╔══

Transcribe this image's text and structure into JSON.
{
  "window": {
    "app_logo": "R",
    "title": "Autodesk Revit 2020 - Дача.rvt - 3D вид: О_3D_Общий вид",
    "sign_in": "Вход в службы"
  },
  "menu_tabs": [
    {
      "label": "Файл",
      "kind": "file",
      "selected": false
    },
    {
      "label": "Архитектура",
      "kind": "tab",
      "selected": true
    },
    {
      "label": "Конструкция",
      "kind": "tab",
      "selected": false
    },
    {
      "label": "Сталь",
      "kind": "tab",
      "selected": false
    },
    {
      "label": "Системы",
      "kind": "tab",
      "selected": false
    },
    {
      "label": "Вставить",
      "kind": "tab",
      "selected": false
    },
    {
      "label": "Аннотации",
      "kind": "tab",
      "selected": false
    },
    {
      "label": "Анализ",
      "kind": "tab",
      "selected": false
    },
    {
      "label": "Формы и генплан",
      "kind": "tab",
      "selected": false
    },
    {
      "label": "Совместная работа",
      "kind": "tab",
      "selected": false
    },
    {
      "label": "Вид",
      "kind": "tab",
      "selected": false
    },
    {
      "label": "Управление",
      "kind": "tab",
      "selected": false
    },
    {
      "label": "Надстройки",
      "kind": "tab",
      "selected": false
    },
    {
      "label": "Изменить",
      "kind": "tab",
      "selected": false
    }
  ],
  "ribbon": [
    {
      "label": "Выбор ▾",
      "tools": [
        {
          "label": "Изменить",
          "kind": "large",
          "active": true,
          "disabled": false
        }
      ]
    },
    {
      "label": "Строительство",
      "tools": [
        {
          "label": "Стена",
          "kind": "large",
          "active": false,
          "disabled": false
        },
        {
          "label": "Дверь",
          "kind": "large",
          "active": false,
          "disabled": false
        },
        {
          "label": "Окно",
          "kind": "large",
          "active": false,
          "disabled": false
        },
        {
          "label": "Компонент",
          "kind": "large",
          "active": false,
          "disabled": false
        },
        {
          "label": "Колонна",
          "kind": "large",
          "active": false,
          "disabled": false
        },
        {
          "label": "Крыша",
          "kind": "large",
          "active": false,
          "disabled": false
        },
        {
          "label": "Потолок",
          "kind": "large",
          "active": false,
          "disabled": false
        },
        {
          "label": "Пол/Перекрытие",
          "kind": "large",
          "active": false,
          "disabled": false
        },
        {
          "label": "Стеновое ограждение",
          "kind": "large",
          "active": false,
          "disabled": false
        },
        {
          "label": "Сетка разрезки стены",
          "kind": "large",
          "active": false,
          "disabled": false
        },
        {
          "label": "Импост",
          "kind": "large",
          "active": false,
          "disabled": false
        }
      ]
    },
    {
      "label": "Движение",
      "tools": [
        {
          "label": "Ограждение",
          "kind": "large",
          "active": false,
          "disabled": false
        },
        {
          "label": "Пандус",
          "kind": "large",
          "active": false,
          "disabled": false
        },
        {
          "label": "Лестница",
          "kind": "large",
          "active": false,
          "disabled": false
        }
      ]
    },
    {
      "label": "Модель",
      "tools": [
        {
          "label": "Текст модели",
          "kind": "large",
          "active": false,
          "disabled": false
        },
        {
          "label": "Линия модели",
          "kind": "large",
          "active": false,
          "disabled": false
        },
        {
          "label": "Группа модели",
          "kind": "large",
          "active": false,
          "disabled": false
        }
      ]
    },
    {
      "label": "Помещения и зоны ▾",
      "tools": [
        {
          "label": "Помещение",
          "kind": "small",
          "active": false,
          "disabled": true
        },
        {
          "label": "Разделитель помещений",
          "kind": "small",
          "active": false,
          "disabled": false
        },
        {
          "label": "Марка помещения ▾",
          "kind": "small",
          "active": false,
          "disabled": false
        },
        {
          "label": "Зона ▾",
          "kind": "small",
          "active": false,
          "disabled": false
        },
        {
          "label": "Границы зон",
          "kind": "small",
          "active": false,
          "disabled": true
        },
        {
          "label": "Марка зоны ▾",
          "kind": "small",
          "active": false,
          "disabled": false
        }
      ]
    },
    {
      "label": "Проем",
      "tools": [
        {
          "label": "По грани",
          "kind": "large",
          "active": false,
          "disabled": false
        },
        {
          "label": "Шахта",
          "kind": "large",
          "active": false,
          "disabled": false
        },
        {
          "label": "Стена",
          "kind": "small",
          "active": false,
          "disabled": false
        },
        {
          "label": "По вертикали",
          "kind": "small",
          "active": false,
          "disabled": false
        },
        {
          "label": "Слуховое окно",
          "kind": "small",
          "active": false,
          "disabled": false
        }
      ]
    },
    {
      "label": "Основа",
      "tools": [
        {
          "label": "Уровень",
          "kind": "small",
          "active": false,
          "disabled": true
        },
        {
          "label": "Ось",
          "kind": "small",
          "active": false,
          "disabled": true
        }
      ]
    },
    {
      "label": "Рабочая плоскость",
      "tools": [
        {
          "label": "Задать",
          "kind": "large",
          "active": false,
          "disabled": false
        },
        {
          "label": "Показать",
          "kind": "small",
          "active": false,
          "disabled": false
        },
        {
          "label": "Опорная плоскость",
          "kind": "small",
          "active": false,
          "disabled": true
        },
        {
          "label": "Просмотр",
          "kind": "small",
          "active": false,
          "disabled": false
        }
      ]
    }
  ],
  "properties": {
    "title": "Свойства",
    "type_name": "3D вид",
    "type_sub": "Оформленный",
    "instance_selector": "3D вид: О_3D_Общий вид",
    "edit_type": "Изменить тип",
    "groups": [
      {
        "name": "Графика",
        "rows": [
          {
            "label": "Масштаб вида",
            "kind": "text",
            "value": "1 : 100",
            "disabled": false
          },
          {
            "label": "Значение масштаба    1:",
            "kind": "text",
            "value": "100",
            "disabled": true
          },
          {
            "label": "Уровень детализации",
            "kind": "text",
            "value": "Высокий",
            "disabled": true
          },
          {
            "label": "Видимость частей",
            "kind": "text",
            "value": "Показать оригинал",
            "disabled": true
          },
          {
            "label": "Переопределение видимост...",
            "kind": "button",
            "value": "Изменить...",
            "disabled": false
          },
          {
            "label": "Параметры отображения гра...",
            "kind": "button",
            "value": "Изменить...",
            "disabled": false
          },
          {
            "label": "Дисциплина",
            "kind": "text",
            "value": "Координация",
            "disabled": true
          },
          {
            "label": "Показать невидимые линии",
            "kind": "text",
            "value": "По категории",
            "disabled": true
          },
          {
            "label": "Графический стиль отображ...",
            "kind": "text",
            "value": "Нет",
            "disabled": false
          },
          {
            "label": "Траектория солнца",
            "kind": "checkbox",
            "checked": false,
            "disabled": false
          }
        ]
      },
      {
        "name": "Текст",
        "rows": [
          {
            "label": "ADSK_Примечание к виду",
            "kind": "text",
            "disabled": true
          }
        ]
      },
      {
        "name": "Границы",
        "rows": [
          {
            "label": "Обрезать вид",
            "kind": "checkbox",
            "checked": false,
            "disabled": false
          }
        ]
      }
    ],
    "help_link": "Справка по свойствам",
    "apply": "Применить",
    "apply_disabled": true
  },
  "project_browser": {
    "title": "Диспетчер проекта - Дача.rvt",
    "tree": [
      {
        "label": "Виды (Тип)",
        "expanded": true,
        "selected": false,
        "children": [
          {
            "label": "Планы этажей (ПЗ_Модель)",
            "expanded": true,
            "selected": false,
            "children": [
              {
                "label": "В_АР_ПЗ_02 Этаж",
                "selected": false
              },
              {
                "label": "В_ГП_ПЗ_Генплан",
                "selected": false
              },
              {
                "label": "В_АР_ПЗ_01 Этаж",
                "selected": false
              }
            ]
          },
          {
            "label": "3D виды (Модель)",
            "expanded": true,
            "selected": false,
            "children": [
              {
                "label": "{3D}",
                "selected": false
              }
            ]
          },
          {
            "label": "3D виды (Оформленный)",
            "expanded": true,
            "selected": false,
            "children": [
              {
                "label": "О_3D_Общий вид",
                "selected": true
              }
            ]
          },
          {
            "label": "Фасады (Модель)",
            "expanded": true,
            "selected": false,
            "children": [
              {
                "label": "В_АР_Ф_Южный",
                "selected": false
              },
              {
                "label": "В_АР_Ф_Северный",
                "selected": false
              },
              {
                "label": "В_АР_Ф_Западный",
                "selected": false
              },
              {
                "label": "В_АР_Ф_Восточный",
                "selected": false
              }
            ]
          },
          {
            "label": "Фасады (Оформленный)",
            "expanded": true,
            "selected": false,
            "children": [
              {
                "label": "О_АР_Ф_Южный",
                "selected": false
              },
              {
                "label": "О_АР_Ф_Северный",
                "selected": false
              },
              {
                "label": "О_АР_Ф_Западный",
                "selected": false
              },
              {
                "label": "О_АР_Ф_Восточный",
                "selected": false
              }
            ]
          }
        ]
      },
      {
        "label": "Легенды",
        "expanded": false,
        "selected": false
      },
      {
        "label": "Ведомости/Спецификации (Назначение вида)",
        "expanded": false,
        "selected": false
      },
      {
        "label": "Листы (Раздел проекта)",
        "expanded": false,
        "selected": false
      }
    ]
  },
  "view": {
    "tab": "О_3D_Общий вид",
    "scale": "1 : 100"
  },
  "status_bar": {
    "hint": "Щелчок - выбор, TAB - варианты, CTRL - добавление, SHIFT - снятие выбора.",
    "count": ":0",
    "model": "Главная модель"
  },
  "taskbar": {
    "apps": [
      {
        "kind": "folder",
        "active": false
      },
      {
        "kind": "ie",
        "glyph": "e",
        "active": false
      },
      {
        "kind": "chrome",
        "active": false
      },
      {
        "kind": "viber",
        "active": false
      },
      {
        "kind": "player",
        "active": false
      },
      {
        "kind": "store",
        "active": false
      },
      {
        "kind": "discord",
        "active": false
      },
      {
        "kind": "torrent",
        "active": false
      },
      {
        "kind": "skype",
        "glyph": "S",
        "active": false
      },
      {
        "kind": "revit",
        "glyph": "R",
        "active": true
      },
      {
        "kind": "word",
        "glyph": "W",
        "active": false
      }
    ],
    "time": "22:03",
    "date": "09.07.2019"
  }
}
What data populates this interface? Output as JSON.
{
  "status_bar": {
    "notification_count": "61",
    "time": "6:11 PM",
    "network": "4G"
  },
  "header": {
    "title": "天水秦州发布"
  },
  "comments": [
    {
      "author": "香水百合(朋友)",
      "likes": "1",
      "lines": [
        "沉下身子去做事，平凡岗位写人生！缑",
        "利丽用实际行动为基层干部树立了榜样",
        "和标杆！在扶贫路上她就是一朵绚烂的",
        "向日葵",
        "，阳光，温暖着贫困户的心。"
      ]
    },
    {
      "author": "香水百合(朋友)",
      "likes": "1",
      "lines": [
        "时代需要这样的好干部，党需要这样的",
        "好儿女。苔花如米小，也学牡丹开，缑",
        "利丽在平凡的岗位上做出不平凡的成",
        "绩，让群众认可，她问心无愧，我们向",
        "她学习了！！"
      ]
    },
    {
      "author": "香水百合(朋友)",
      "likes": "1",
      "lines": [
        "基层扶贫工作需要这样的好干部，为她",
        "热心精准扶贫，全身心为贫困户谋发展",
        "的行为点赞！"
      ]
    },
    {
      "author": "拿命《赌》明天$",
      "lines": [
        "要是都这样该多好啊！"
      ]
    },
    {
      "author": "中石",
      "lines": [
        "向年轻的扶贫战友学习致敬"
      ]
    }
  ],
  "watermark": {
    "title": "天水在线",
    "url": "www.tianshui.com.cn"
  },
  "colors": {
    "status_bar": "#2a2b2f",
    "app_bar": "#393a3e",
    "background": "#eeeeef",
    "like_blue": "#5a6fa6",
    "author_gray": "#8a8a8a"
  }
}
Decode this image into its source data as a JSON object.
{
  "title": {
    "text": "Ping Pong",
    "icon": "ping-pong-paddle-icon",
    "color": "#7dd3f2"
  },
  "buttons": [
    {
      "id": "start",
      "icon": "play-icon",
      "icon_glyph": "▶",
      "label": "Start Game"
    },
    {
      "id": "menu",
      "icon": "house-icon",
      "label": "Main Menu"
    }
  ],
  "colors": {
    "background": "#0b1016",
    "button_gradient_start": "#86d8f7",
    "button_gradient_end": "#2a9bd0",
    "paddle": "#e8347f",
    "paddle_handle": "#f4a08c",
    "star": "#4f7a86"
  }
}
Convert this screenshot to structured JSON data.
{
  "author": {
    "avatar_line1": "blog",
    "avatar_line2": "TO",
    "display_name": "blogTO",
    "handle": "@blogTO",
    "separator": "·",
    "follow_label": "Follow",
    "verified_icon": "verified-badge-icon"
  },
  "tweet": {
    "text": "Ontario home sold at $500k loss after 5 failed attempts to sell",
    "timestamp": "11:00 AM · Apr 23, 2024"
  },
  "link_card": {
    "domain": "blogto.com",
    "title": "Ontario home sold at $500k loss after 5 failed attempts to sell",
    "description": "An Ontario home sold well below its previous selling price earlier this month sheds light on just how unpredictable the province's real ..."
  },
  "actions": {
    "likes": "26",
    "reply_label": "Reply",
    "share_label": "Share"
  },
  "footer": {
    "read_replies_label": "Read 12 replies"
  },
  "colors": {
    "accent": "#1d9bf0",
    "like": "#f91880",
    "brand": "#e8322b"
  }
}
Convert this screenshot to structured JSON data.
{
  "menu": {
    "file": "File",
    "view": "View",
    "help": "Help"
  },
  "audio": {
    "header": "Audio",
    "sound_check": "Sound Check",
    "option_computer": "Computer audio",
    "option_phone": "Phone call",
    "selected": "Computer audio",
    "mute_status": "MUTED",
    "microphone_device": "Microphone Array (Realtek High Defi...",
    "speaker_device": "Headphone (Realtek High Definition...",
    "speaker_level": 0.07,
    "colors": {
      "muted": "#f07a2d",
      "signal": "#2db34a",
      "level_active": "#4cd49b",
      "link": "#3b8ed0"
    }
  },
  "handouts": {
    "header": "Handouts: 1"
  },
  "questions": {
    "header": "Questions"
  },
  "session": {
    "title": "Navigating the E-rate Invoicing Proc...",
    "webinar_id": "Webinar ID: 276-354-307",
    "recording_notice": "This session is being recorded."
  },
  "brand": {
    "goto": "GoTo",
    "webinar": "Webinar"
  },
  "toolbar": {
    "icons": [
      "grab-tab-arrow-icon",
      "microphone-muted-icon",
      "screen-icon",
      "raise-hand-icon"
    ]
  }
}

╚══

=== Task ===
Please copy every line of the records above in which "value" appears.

=== Solution to this problem ===
            "value": "1 : 100",
            "value": "100",
            "value": "Высокий",
            "value": "Показать оригинал",
            "value": "Изменить...",
            "value": "Изменить...",
            "value": "Координация",
            "value": "По категории",
            "value": "Нет",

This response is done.